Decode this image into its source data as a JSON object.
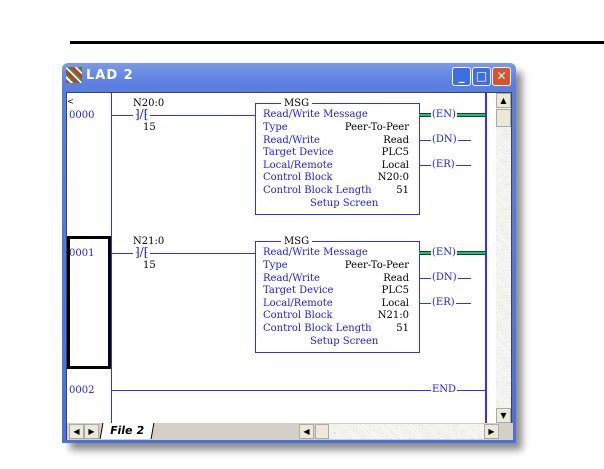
{
  "window": {
    "title": "LAD 2",
    "minimize": "_",
    "maximize": "□",
    "close": "✕"
  },
  "tabs": {
    "active": "File 2"
  },
  "rungs": [
    {
      "number": "0000",
      "contact_address": "N20:0",
      "contact_bit": "15",
      "msg": {
        "title": "MSG",
        "heading": "Read/Write Message",
        "rows": [
          [
            "Type",
            "Peer-To-Peer"
          ],
          [
            "Read/Write",
            "Read"
          ],
          [
            "Target Device",
            "PLC5"
          ],
          [
            "Local/Remote",
            "Local"
          ],
          [
            "Control Block",
            "N20:0"
          ],
          [
            "Control Block Length",
            "51"
          ]
        ],
        "setup": "Setup Screen"
      },
      "coils": [
        "EN",
        "DN",
        "ER"
      ],
      "energized": "EN"
    },
    {
      "number": "0001",
      "contact_address": "N21:0",
      "contact_bit": "15",
      "msg": {
        "title": "MSG",
        "heading": "Read/Write Message",
        "rows": [
          [
            "Type",
            "Peer-To-Peer"
          ],
          [
            "Read/Write",
            "Read"
          ],
          [
            "Target Device",
            "PLC5"
          ],
          [
            "Local/Remote",
            "Local"
          ],
          [
            "Control Block",
            "N21:0"
          ],
          [
            "Control Block Length",
            "51"
          ]
        ],
        "setup": "Setup Screen"
      },
      "coils": [
        "EN",
        "DN",
        "ER"
      ],
      "energized": "EN"
    },
    {
      "number": "0002",
      "end": "END"
    }
  ],
  "colors": {
    "wire": "#3030ff",
    "energized": "#1ed01e"
  }
}
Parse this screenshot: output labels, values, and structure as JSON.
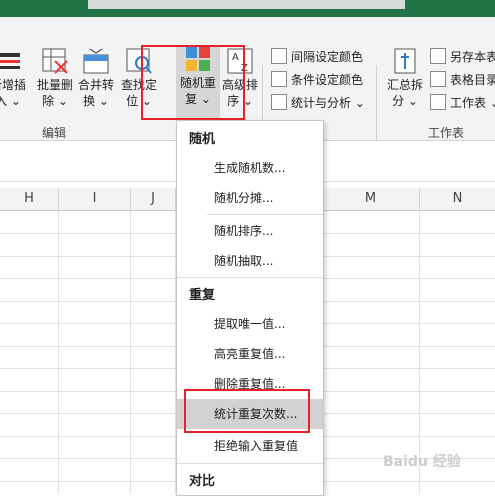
{
  "ribbon": {
    "buttons": [
      {
        "line1": "新增插",
        "line2": "入 ⌄"
      },
      {
        "line1": "批量删",
        "line2": "除 ⌄"
      },
      {
        "line1": "合并转",
        "line2": "换 ⌄"
      },
      {
        "line1": "查找定",
        "line2": "位 ⌄"
      },
      {
        "line1": "随机重",
        "line2": "复 ⌄"
      },
      {
        "line1": "高级排",
        "line2": "序 ⌄"
      }
    ],
    "group_edit": "编辑",
    "small_mid": [
      "间隔设定颜色",
      "条件设定颜色",
      "统计与分析 ⌄"
    ],
    "summary_button": {
      "line1": "汇总拆",
      "line2": "分 ⌄"
    },
    "small_right": [
      "另存本表",
      "表格目录",
      "工作表 ⌄"
    ],
    "group_sheet": "工作表"
  },
  "columns": [
    "H",
    "I",
    "J",
    "M",
    "N"
  ],
  "menu": {
    "sections": [
      {
        "header": "随机",
        "items": [
          "生成随机数...",
          "随机分摊...",
          "随机排序...",
          "随机抽取..."
        ]
      },
      {
        "header": "重复",
        "items": [
          "提取唯一值...",
          "高亮重复值...",
          "删除重复值...",
          "统计重复次数...",
          "拒绝输入重复值"
        ]
      },
      {
        "header": "对比",
        "items": []
      }
    ]
  },
  "watermark": "Baidu 经验",
  "colors": {
    "title_green": "#227447",
    "highlight_red": "#e8202a"
  }
}
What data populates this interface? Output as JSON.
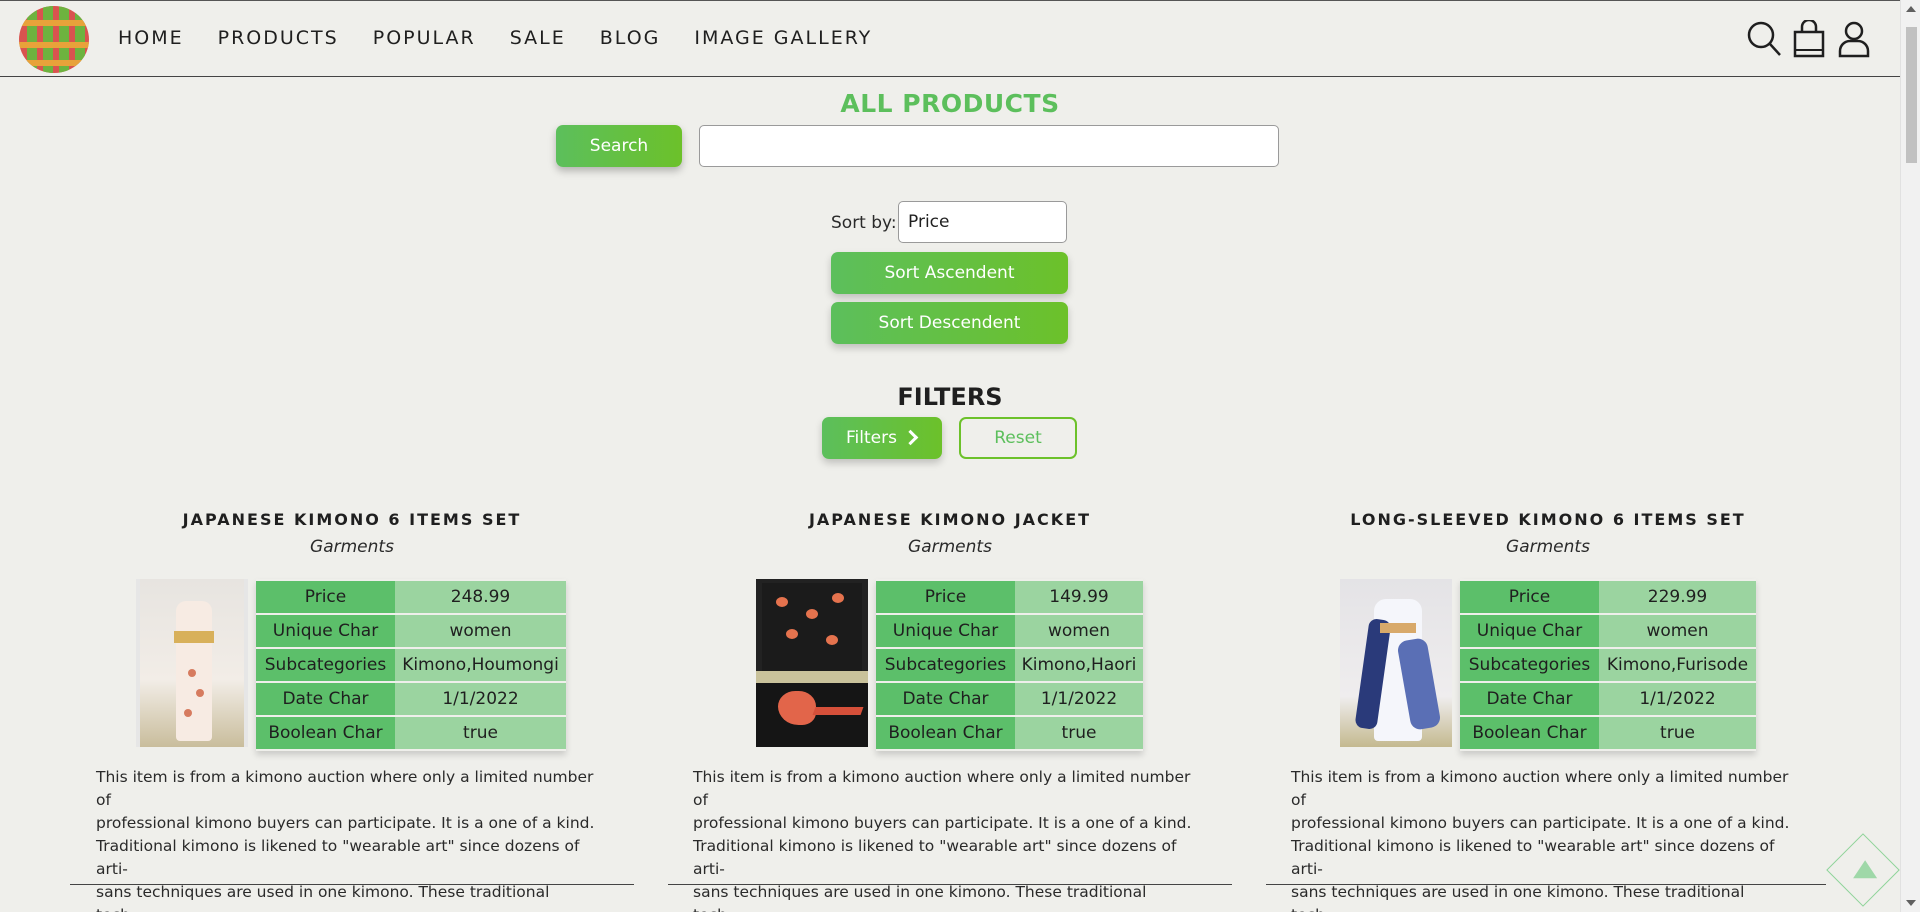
{
  "nav": {
    "items": [
      "HOME",
      "PRODUCTS",
      "POPULAR",
      "SALE",
      "BLOG",
      "IMAGE GALLERY"
    ]
  },
  "header_icons": [
    "search-icon",
    "shopping-bag-icon",
    "user-icon"
  ],
  "page": {
    "title": "ALL PRODUCTS",
    "search_label": "Search",
    "search_value": "",
    "sort_label": "Sort by:",
    "sort_value": "Price",
    "sort_asc": "Sort Ascendent",
    "sort_desc": "Sort Descendent",
    "filters_title": "FILTERS",
    "filters_button": "Filters",
    "reset_button": "Reset"
  },
  "colors": {
    "accent": "#5cbf5c",
    "accent_gradient_end": "#6cc12a",
    "table_key": "#5cbf6a",
    "table_value": "#9bd4a0",
    "background": "#efefeb"
  },
  "table_keys": [
    "Price",
    "Unique Char",
    "Subcategories",
    "Date Char",
    "Boolean Char"
  ],
  "products": [
    {
      "title": "JAPANESE KIMONO 6 ITEMS SET",
      "category": "Garments",
      "values": [
        "248.99",
        "women",
        "Kimono,Houmongi",
        "1/1/2022",
        "true"
      ],
      "desc_lines": [
        "This item is from a kimono auction where only a limited number of",
        "professional kimono buyers can participate. It is a one of a kind.",
        "Traditional kimono is likened to \"wearable art\" since dozens of arti-",
        "sans techniques are used in one kimono. These traditional tech-..."
      ]
    },
    {
      "title": "JAPANESE KIMONO JACKET",
      "category": "Garments",
      "values": [
        "149.99",
        "women",
        "Kimono,Haori",
        "1/1/2022",
        "true"
      ],
      "desc_lines": [
        "This item is from a kimono auction where only a limited number of",
        "professional kimono buyers can participate. It is a one of a kind.",
        "Traditional kimono is likened to \"wearable art\" since dozens of arti-",
        "sans techniques are used in one kimono. These traditional tech-..."
      ]
    },
    {
      "title": "LONG-SLEEVED KIMONO 6 ITEMS SET",
      "category": "Garments",
      "values": [
        "229.99",
        "women",
        "Kimono,Furisode",
        "1/1/2022",
        "true"
      ],
      "desc_lines": [
        "This item is from a kimono auction where only a limited number of",
        "professional kimono buyers can participate. It is a one of a kind.",
        "Traditional kimono is likened to \"wearable art\" since dozens of arti-",
        "sans techniques are used in one kimono. These traditional tech-..."
      ]
    }
  ]
}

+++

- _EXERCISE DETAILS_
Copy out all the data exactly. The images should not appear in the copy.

- _EXERCISE RESULT_
Decode this image into its source data as a JSON object.
{
  "window": {
    "title": "LAD 2",
    "minimize": "_",
    "maximize": "□",
    "close": "✕"
  },
  "tabs": {
    "active": "File 2"
  },
  "rungs": [
    {
      "number": "0000",
      "contact_address": "N20:0",
      "contact_bit": "15",
      "msg": {
        "title": "MSG",
        "heading": "Read/Write Message",
        "rows": [
          [
            "Type",
            "Peer-To-Peer"
          ],
          [
            "Read/Write",
            "Read"
          ],
          [
            "Target Device",
            "PLC5"
          ],
          [
            "Local/Remote",
            "Local"
          ],
          [
            "Control Block",
            "N20:0"
          ],
          [
            "Control Block Length",
            "51"
          ]
        ],
        "setup": "Setup Screen"
      },
      "coils": [
        "EN",
        "DN",
        "ER"
      ],
      "energized": "EN"
    },
    {
      "number": "0001",
      "contact_address": "N21:0",
      "contact_bit": "15",
      "msg": {
        "title": "MSG",
        "heading": "Read/Write Message",
        "rows": [
          [
            "Type",
            "Peer-To-Peer"
          ],
          [
            "Read/Write",
            "Read"
          ],
          [
            "Target Device",
            "PLC5"
          ],
          [
            "Local/Remote",
            "Local"
          ],
          [
            "Control Block",
            "N21:0"
          ],
          [
            "Control Block Length",
            "51"
          ]
        ],
        "setup": "Setup Screen"
      },
      "coils": [
        "EN",
        "DN",
        "ER"
      ],
      "energized": "EN"
    },
    {
      "number": "0002",
      "end": "END"
    }
  ],
  "colors": {
    "wire": "#3030ff",
    "energized": "#1ed01e"
  }
}
Parse this screenshot: output labels, values, and structure as JSON.
{
  "ribbon": {
    "buttons": [
      {
        "line1": "新增插",
        "line2": "入 ⌄"
      },
      {
        "line1": "批量删",
        "line2": "除 ⌄"
      },
      {
        "line1": "合并转",
        "line2": "换 ⌄"
      },
      {
        "line1": "查找定",
        "line2": "位 ⌄"
      },
      {
        "line1": "随机重",
        "line2": "复 ⌄"
      },
      {
        "line1": "高级排",
        "line2": "序 ⌄"
      }
    ],
    "group_edit": "编辑",
    "small_mid": [
      "间隔设定颜色",
      "条件设定颜色",
      "统计与分析 ⌄"
    ],
    "summary_button": {
      "line1": "汇总拆",
      "line2": "分 ⌄"
    },
    "small_right": [
      "另存本表",
      "表格目录",
      "工作表 ⌄"
    ],
    "group_sheet": "工作表"
  },
  "columns": [
    "H",
    "I",
    "J",
    "M",
    "N"
  ],
  "menu": {
    "sections": [
      {
        "header": "随机",
        "items": [
          "生成随机数...",
          "随机分摊...",
          "随机排序...",
          "随机抽取..."
        ]
      },
      {
        "header": "重复",
        "items": [
          "提取唯一值...",
          "高亮重复值...",
          "删除重复值...",
          "统计重复次数...",
          "拒绝输入重复值"
        ]
      },
      {
        "header": "对比",
        "items": []
      }
    ]
  },
  "watermark": "Baidu 经验",
  "colors": {
    "title_green": "#227447",
    "highlight_red": "#e8202a"
  }
}
What data populates this interface? Output as JSON.
{
  "nav": {
    "items": [
      "HOME",
      "PRODUCTS",
      "POPULAR",
      "SALE",
      "BLOG",
      "IMAGE GALLERY"
    ]
  },
  "header_icons": [
    "search-icon",
    "shopping-bag-icon",
    "user-icon"
  ],
  "page": {
    "title": "ALL PRODUCTS",
    "search_label": "Search",
    "search_value": "",
    "sort_label": "Sort by:",
    "sort_value": "Price",
    "sort_asc": "Sort Ascendent",
    "sort_desc": "Sort Descendent",
    "filters_title": "FILTERS",
    "filters_button": "Filters",
    "reset_button": "Reset"
  },
  "colors": {
    "accent": "#5cbf5c",
    "accent_gradient_end": "#6cc12a",
    "table_key": "#5cbf6a",
    "table_value": "#9bd4a0",
    "background": "#efefeb"
  },
  "table_keys": [
    "Price",
    "Unique Char",
    "Subcategories",
    "Date Char",
    "Boolean Char"
  ],
  "products": [
    {
      "title": "JAPANESE KIMONO 6 ITEMS SET",
      "category": "Garments",
      "values": [
        "248.99",
        "women",
        "Kimono,Houmongi",
        "1/1/2022",
        "true"
      ],
      "desc_lines": [
        "This item is from a kimono auction where only a limited number of",
        "professional kimono buyers can participate. It is a one of a kind.",
        "Traditional kimono is likened to \"wearable art\" since dozens of arti-",
        "sans techniques are used in one kimono. These traditional tech-..."
      ]
    },
    {
      "title": "JAPANESE KIMONO JACKET",
      "category": "Garments",
      "values": [
        "149.99",
        "women",
        "Kimono,Haori",
        "1/1/2022",
        "true"
      ],
      "desc_lines": [
        "This item is from a kimono auction where only a limited number of",
        "professional kimono buyers can participate. It is a one of a kind.",
        "Traditional kimono is likened to \"wearable art\" since dozens of arti-",
        "sans techniques are used in one kimono. These traditional tech-..."
      ]
    },
    {
      "title": "LONG-SLEEVED KIMONO 6 ITEMS SET",
      "category": "Garments",
      "values": [
        "229.99",
        "women",
        "Kimono,Furisode",
        "1/1/2022",
        "true"
      ],
      "desc_lines": [
        "This item is from a kimono auction where only a limited number of",
        "professional kimono buyers can participate. It is a one of a kind.",
        "Traditional kimono is likened to \"wearable art\" since dozens of arti-",
        "sans techniques are used in one kimono. These traditional tech-..."
      ]
    }
  ]
}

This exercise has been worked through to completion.